This project has been made possible by recent advancements in gene editing and the development of wheat genomic resources including a landmark USask-led study that sequenced the genomes of 15 wheat varieties from around the world. The project enabled scientists and breeders to identify influential genes more quickly for improved yield, pest resistance, and other important crop traits like phosphorous and nitrogen efficiency. Gene editing will be used to validate genetic variants responsible for a given trait. This information will then be shared with wheat breeders so naturally occurring variants can be integrated into new varieties using conventional breeding methods.
“In recent years, gene editing has expanded into a wide assortment of molecular tools that can be used to rewrite genome DNA sequences with precision,” said Lyzenga. “Our collaborative project will take advantage of gene editing to validate naturally occurring genetic variants which improve nutrient use efficiency.”
Kochian and Lyzenga have already identified a collection of genes that improve nitrogen and phosphorous use efficiency in several crop species. The next step is to determine how many allelic variants for those genes currently exist in Canadian wheat breeding populations. After these variants have been identified, the team will use gene editing technology to systematically test which of them will produce the most favourable outcomes.
The research could have benefits beyond improved nitrogen and phosphorous use efficiency.
“We have found that some of the same genes that help plants thrive under low phosphorous conditions also help enhance root growth and root surface area, thereby improving water uptake and possibly the acquisition of nitrogen, potassium and other fertilizer nutrients,” said Kochian.
The project is built on multiple collaborations in Saskatchewan, including GIFS’ Director of Genomics Andrew Sharpe and GIFS’ Research Chair in Plant Molecular Signaling Byung-Kook (Brian) Ham. Other collaborators include Sateesh Kagale (National Research Council of Canada), Curtis Pozniak (USask Crop Development Centre), Jeff Schoenau (USask), as well as Jatinder Sangha and Ron Knox (Agriculture and Agri-Food Canada).
Kochian received his Bachelor’s degree in Botany at the University of California Berkeley, United States in 1978 and his PhD in Plant Physiology at the University of California Davis in 1984. He joined the University of Saskatchewan in August 2016 as the Associate Director of the Global Institute for Food Security and Canada Excellence Research Chair in Global Food Security.
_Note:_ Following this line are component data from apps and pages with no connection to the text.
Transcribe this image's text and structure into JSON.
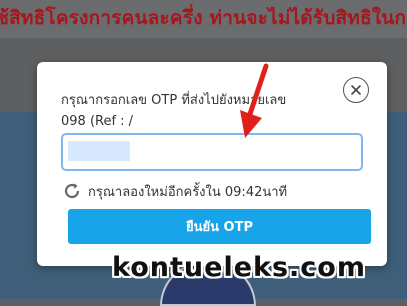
{
  "background": {
    "notice_text": "ช้สิทธิโครงการคนละครึ่ง ท่านจะไม่ได้รับสิทธิในก"
  },
  "otp_dialog": {
    "prompt_line1": "กรุณากรอกเลข OTP ที่ส่งไปยังหมายเลข",
    "prompt_line2": "098           (Ref : /",
    "otp_value": "",
    "resend_text": "กรุณาลองใหม่อีกครั้งใน 09:42นาที",
    "confirm_label": "ยืนยัน OTP",
    "close_icon": "close-icon",
    "refresh_icon": "refresh-icon"
  },
  "watermark": "kontueleks.com",
  "colors": {
    "accent": "#18a4e8",
    "annotation_arrow": "#e0211b",
    "notice_text": "#a6161c",
    "field_border": "#7fb6ef"
  }
}
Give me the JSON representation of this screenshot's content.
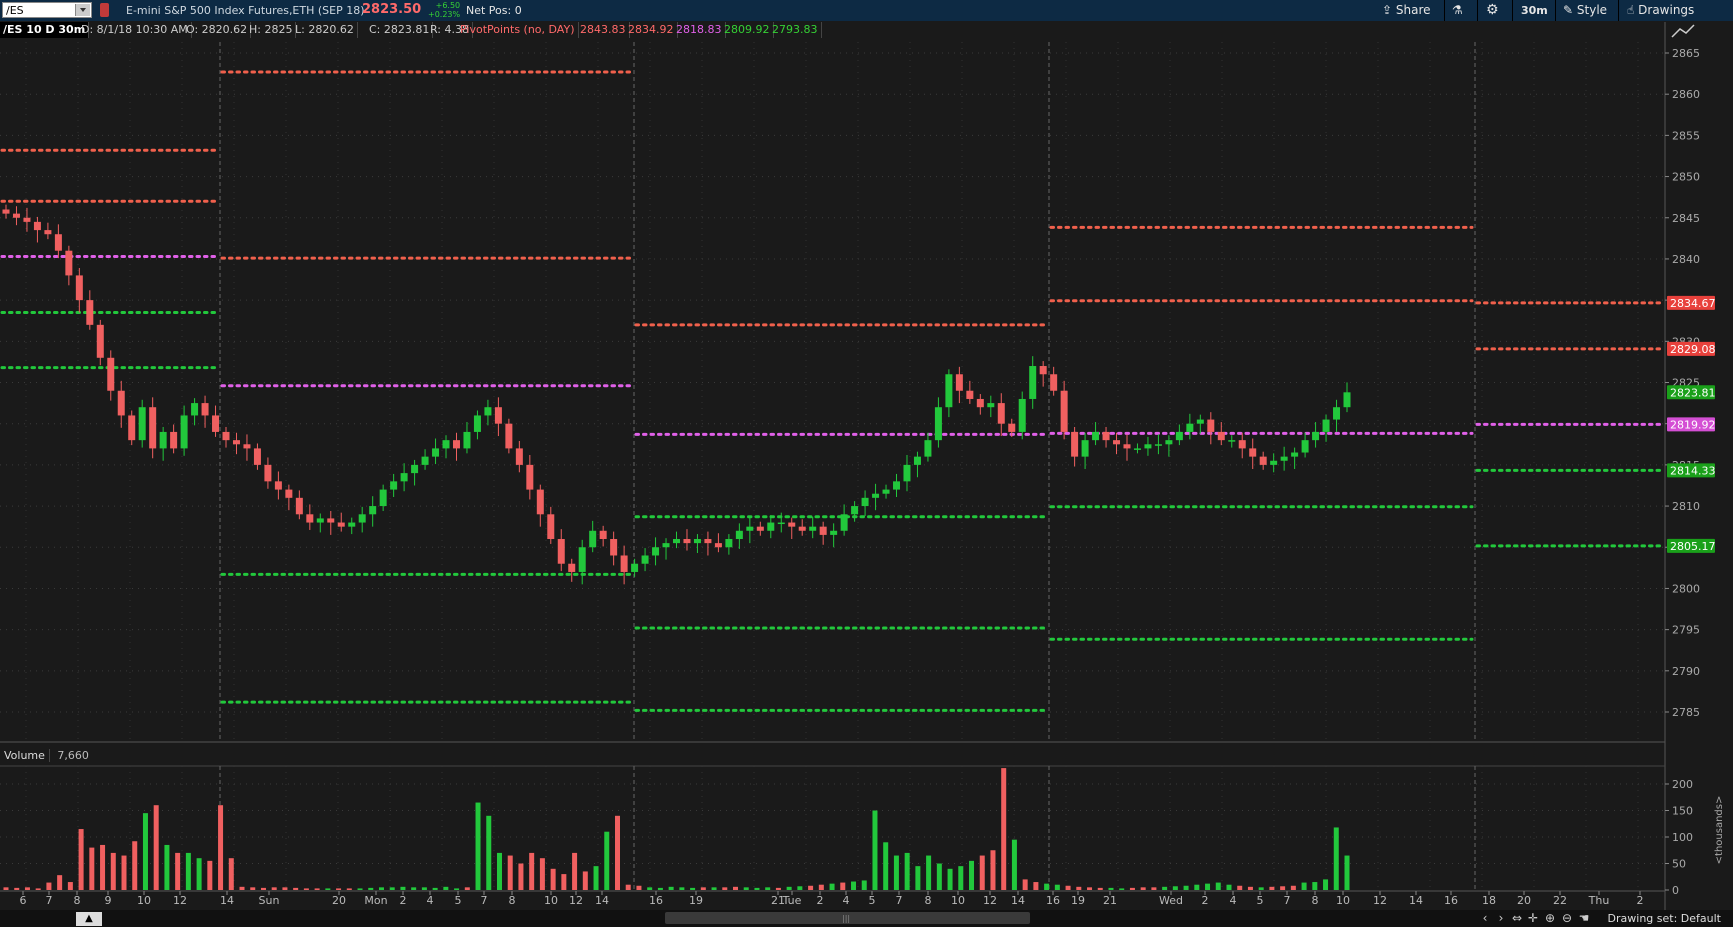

Lyzenga completed a B.Sc. in cell and molecular biology at the University of Calgary and a Ph.D. in plant molecular biology at Dalhousie University. Prior to joining GIFS, she worked at Agriculture and Agri-Food Canada (AAFC) and the National Research Council of Canada on molecular mechanisms underlying agronomic traits in Camelina sativa and wheat.
The Agriculture Development Fund program is supported through the Canadian Agricultural Partnership, a five-year, $388 million investment in strategic initiatives for Saskatchewan agriculture by the federal and provincial governments.
Image: L-R: Dr. Leon Kochian and Dr. Wendy Lyzenga